EXAMPLE
Cysteine
Figure 4.9f
Phosphate
STRUCTURE
Organic phosphates
EXAMPLE
•
FUNCTIONAL
Contributes negative
charge to the molecule PROPERTIES
of which it is a part
(2– when at the end of
a molecule, as at left;
1– when located
internally in a chain of
phosphates).
•
Molecules containing
phosphate groups have
the potential to react
with water, releasing
energy.
Glycerol phosphate
NAME OF
COMPOUND
Figure 4.9g
Methyl
STRUCTURE
Methylated compounds
EXAMPLE
•
Addition of a methyl group FUNCTIONAL
PROPERTIES
to DNA, or to molecules
bound to DNA, affects the
expression of genes.
•
Arrangement of methyl
groups in male and female
sex hormones affects their
shape and function.
5-Methyl cytidine
NAME OF
COMPOUND
ATP: An Important Source of Energy for
Cellular Processes
• One phosphate molecule, adenosine
triphosphate (ATP), is the primary energytransferring molecule in the cell
• ATP consists of an organic molecule called
adenosine attached to a string of three
phosphate groups
© 2011 Pearson Education, Inc.
Figure 4. UN04
Adenosine
The Chemical Elements of Life: A Review
• The versatility of carbon makes possible the
great diversity of organic molecules

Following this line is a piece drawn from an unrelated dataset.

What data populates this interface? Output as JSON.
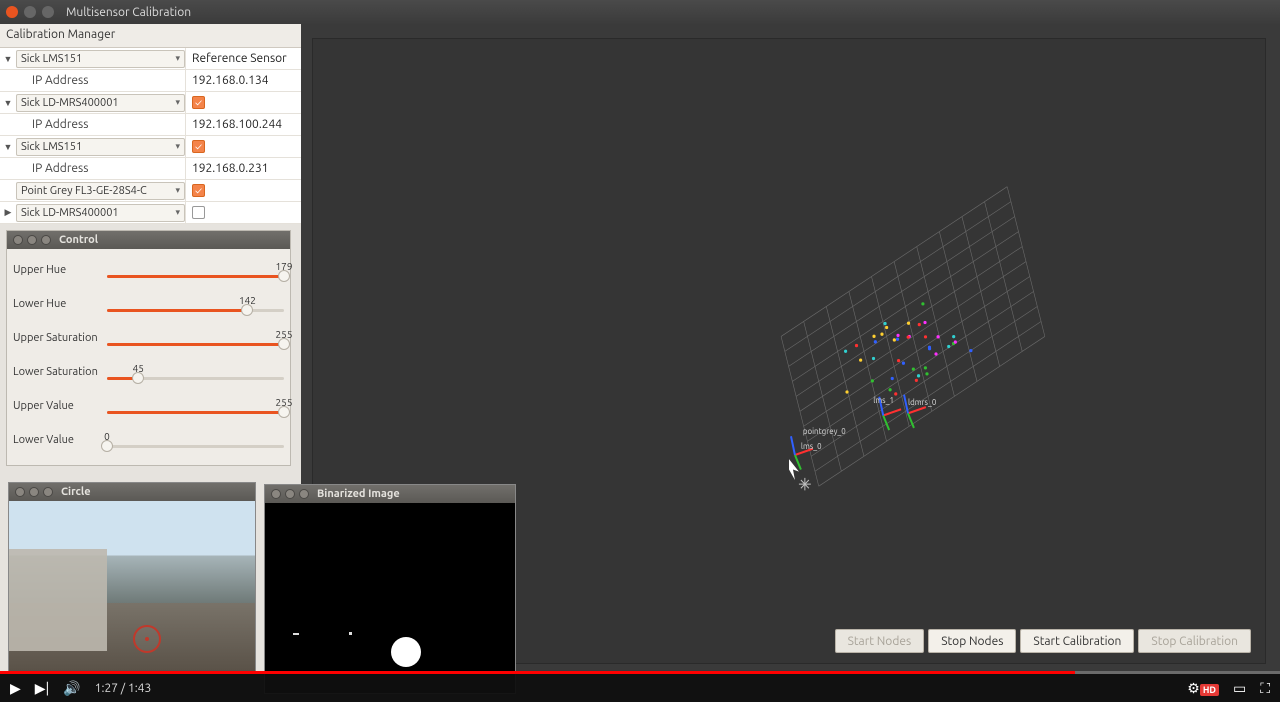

• Variation at the molecular level lies at the
foundation of all biological diversity
© 2011 Pearson Education, Inc.